- Maintain a tree board or department
- Have a community tree ordinance
- Spend at least $2 per capita on urban forestry
- Celebrate Arbor Day
Rogue River in southern Oregon has maintained its designation for 40 years, according to Oxford. “Right behind them is Grants Pass, which has now had Tree City USA status for 35 years, and Central Point for 10 years.”
Oxford said cities benefit from sustained support of their urban forestry programs. “Trees are a long-term investment. Keeping engaged with maintenance and replacement tree plantings can help a community increase its tree canopy and keep that urban forest healthy, helping make that community more climate resilient,” she said.
Oxford said Grants Pass was also honored as Oregon Tree City of the Year back in 2020.
“All three communities have really gone the extra mile, planting peace trees in recent years that were grown from seeds of trees that survived the atom bombing of Hiroshima in 1945,” she said. “These communities pulled out all the stops for those community-building plantings. Central Point actually has two peace trees.”
Other cities marking milestone years include:
- Madras – 30 years
- Coburg, Seaside and Wilsonville – 25 years
- Bend, Klamath Falls – 20 years
- Cannon Beach, Dallas, Gresham and Lincoln City – 15 years
- Hillsboro and Umatilla – 5 years
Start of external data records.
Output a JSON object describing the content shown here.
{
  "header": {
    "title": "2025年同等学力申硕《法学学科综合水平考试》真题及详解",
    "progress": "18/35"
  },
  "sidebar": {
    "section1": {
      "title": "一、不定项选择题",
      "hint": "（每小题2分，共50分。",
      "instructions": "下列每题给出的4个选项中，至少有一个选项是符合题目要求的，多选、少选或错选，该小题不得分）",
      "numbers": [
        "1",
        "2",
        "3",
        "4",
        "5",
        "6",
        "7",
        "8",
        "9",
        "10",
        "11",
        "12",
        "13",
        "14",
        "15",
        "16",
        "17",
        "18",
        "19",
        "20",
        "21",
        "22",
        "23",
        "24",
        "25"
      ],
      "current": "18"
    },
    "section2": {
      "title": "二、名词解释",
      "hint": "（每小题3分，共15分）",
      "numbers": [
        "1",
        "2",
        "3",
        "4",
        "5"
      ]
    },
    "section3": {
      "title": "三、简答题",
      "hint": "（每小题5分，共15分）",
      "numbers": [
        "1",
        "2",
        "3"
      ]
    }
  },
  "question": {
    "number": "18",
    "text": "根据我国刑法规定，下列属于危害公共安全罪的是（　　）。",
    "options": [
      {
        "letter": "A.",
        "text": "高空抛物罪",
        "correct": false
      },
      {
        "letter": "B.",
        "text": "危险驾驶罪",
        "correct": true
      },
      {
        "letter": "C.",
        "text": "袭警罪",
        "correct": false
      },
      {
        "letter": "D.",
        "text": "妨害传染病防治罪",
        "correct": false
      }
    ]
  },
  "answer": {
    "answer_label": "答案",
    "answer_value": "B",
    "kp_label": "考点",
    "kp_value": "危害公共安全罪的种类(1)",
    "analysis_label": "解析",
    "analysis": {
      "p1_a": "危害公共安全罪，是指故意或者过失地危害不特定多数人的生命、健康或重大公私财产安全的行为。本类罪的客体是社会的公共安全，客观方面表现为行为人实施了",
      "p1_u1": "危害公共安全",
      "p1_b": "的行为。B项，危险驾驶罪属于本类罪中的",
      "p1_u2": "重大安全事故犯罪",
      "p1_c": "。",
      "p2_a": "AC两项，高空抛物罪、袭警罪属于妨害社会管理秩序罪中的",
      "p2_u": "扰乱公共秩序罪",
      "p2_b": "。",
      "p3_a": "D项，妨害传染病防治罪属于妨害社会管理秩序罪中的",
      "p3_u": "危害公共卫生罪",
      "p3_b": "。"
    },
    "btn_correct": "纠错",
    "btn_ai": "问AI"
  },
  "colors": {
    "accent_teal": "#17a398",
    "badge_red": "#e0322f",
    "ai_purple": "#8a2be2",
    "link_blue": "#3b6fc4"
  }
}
“Although it’s only been a Tree City for five years, Hillsboro has already earned two growth awards for improving and enlarging their urban forestry program, including one this year,” said Oxford.